* WORK TASK *
Do any lines in the data below contain "definition"? If so, copy every one of them.

* DATA PROVIDED *

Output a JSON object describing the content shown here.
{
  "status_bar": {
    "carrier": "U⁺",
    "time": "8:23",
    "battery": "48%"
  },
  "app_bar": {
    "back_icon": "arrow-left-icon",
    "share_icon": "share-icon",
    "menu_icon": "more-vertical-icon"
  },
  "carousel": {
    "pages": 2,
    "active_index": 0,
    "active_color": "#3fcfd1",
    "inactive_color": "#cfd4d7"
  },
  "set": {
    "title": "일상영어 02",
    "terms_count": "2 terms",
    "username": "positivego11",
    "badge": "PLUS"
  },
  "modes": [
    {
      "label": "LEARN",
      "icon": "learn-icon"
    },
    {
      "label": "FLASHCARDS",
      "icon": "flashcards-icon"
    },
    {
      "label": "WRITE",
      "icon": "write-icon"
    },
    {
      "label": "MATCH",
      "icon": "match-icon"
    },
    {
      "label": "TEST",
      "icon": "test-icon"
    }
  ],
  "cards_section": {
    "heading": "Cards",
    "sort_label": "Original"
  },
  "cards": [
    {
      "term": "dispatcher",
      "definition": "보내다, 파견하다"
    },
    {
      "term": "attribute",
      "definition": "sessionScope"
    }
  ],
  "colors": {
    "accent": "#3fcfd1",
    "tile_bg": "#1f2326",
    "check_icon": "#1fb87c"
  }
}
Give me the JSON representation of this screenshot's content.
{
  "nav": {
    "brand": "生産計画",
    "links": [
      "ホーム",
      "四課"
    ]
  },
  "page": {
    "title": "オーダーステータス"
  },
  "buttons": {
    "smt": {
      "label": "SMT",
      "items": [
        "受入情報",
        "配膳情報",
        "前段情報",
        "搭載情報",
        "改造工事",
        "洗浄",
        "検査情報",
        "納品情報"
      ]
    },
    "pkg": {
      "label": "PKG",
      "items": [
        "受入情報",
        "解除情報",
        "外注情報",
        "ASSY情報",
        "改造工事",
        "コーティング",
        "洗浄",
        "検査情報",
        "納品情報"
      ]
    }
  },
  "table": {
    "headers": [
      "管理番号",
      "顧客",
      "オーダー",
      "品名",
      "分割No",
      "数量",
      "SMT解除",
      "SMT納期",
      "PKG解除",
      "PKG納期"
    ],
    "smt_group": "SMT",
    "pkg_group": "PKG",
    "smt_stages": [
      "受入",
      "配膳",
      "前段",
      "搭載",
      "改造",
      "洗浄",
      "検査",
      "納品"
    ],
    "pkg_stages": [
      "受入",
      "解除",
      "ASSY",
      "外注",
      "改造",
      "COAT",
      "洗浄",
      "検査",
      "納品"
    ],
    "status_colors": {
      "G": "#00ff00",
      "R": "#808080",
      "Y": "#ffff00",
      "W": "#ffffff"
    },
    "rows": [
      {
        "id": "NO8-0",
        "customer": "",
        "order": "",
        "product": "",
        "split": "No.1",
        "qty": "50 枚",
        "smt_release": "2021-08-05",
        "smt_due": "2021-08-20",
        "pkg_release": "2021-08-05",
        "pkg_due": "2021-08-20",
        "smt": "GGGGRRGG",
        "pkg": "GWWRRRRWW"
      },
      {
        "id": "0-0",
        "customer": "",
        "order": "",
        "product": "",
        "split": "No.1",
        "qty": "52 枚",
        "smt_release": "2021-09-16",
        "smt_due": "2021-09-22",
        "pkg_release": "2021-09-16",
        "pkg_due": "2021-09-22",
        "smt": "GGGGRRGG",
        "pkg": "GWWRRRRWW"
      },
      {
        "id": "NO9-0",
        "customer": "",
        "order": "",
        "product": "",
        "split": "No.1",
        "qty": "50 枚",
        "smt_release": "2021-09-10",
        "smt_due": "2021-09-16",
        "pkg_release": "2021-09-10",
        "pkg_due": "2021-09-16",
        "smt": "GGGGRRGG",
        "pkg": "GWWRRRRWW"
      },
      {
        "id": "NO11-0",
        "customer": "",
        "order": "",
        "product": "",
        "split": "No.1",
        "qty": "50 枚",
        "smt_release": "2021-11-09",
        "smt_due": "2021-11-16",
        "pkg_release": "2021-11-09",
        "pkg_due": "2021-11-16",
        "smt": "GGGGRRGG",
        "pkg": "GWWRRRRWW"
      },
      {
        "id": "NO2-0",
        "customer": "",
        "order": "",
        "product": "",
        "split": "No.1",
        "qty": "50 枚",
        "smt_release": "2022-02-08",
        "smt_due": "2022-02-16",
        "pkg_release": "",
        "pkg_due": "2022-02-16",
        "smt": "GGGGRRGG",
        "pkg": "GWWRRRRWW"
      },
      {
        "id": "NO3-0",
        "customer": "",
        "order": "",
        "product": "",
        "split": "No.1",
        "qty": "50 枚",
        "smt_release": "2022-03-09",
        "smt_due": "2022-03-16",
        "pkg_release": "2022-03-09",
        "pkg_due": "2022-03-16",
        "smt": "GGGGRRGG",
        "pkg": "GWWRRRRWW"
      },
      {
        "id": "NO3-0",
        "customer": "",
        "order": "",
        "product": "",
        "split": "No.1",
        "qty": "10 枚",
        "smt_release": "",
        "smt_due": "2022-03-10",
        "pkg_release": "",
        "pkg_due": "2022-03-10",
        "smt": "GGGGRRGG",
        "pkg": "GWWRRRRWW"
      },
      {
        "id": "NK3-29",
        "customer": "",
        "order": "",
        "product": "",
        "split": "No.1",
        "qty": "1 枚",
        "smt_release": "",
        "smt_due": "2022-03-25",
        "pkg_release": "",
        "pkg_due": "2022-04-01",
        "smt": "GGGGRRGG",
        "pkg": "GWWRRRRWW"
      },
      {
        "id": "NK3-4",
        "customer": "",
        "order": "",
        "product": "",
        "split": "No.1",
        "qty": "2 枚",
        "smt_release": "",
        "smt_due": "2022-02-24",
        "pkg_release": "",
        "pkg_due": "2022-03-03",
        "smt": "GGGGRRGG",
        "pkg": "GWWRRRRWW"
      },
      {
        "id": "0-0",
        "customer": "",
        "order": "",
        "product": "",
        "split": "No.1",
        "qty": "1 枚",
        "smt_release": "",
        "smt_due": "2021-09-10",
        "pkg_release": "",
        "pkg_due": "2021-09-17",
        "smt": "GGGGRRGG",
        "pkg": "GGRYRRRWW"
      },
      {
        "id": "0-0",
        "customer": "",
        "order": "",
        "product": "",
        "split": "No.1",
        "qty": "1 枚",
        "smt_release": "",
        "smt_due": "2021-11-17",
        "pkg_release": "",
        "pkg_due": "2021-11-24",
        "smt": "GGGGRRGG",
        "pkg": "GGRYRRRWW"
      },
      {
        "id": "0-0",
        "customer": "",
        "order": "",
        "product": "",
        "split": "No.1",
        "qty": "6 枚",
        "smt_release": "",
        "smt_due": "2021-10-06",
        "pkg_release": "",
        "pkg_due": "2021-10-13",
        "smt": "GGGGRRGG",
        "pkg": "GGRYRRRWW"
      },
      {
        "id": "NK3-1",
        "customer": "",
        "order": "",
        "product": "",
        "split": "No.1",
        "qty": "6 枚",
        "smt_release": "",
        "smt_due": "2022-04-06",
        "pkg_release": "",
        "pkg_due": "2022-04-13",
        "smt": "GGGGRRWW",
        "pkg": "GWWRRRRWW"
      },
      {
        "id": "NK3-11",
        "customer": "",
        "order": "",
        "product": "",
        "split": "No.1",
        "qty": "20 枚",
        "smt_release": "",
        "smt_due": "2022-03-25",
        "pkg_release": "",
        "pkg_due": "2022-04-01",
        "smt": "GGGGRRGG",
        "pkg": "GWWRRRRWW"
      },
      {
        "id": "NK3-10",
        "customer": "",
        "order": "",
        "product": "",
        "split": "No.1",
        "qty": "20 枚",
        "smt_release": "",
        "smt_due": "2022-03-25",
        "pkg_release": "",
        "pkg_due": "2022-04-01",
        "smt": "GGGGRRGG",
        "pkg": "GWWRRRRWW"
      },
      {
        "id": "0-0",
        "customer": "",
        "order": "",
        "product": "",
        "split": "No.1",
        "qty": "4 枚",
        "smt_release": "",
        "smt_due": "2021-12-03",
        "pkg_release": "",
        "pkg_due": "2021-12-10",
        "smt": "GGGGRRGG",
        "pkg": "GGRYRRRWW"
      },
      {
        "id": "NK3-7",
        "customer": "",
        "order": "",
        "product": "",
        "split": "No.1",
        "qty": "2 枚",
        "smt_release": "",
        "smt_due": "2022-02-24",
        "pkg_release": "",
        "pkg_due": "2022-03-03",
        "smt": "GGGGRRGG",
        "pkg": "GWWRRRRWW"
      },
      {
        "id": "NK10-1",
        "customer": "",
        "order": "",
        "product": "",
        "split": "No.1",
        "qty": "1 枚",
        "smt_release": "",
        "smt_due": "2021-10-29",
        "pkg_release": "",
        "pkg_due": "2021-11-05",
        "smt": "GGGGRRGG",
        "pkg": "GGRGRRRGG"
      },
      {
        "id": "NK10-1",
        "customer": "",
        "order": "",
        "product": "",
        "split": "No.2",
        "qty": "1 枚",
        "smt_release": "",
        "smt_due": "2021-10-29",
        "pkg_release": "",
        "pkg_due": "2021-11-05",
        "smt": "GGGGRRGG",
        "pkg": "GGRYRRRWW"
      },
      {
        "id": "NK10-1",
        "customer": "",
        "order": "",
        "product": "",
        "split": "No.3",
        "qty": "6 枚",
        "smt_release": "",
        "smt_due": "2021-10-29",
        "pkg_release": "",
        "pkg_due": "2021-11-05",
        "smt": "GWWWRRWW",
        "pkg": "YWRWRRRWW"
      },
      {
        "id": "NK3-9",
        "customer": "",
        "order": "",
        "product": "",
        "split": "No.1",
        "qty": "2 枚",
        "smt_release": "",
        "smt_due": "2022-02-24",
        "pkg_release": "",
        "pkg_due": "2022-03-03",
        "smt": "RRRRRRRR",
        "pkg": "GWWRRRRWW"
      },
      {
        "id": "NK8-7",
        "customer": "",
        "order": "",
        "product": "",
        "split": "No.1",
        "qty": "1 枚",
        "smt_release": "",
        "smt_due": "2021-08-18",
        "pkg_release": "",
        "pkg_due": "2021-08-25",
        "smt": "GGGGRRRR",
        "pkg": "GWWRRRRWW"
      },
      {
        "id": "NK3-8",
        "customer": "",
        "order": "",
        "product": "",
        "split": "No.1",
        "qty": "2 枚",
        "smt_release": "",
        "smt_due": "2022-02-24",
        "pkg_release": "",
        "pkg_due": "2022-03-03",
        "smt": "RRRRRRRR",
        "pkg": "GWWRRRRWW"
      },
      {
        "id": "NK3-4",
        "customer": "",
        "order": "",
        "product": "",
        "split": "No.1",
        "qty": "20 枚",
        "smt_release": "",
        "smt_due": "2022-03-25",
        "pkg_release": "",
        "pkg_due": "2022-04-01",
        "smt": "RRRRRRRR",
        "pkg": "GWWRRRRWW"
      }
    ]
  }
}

* FINISHED EXERCISE *
      "definition": "보내다, 파견하다"
      "definition": "sessionScope"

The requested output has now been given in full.